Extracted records
──────────────────────────────
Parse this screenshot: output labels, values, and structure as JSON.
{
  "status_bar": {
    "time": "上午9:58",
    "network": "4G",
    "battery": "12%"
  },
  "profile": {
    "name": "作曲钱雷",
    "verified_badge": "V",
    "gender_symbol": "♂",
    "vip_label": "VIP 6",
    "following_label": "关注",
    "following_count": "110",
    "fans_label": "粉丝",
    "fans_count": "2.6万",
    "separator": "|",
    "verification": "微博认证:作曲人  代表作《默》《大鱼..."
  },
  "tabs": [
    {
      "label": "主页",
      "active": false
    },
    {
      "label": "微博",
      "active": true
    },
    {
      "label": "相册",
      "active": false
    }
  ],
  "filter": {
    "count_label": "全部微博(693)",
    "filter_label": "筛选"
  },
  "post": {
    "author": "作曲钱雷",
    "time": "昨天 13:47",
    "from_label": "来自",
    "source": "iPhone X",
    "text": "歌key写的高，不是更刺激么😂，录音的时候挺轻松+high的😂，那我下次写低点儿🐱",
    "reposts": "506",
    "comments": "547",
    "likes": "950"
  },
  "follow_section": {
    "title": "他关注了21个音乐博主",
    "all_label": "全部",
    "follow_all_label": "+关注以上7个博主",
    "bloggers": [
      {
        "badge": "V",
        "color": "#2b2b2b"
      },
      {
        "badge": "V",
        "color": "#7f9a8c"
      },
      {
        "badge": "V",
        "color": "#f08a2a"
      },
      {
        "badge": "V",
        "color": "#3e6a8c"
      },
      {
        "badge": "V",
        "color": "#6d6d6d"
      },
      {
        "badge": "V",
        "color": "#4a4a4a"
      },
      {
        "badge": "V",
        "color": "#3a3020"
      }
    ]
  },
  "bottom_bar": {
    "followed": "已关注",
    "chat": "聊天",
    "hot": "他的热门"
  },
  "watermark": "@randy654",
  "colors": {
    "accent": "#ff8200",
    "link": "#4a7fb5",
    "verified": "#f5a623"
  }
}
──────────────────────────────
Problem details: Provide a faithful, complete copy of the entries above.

Output for this exercise:
Parse this screenshot: output labels, values, and structure as JSON.
{
  "status_bar": {
    "time": "上午9:58",
    "network": "4G",
    "battery": "12%"
  },
  "profile": {
    "name": "作曲钱雷",
    "verified_badge": "V",
    "gender_symbol": "♂",
    "vip_label": "VIP 6",
    "following_label": "关注",
    "following_count": "110",
    "fans_label": "粉丝",
    "fans_count": "2.6万",
    "separator": "|",
    "verification": "微博认证:作曲人  代表作《默》《大鱼..."
  },
  "tabs": [
    {
      "label": "主页",
      "active": false
    },
    {
      "label": "微博",
      "active": true
    },
    {
      "label": "相册",
      "active": false
    }
  ],
  "filter": {
    "count_label": "全部微博(693)",
    "filter_label": "筛选"
  },
  "post": {
    "author": "作曲钱雷",
    "time": "昨天 13:47",
    "from_label": "来自",
    "source": "iPhone X",
    "text": "歌key写的高，不是更刺激么😂，录音的时候挺轻松+high的😂，那我下次写低点儿🐱",
    "reposts": "506",
    "comments": "547",
    "likes": "950"
  },
  "follow_section": {
    "title": "他关注了21个音乐博主",
    "all_label": "全部",
    "follow_all_label": "+关注以上7个博主",
    "bloggers": [
      {
        "badge": "V",
        "color": "#2b2b2b"
      },
      {
        "badge": "V",
        "color": "#7f9a8c"
      },
      {
        "badge": "V",
        "color": "#f08a2a"
      },
      {
        "badge": "V",
        "color": "#3e6a8c"
      },
      {
        "badge": "V",
        "color": "#6d6d6d"
      },
      {
        "badge": "V",
        "color": "#4a4a4a"
      },
      {
        "badge": "V",
        "color": "#3a3020"
      }
    ]
  },
  "bottom_bar": {
    "followed": "已关注",
    "chat": "聊天",
    "hot": "他的热门"
  },
  "watermark": "@randy654",
  "colors": {
    "accent": "#ff8200",
    "link": "#4a7fb5",
    "verified": "#f5a623"
  }
}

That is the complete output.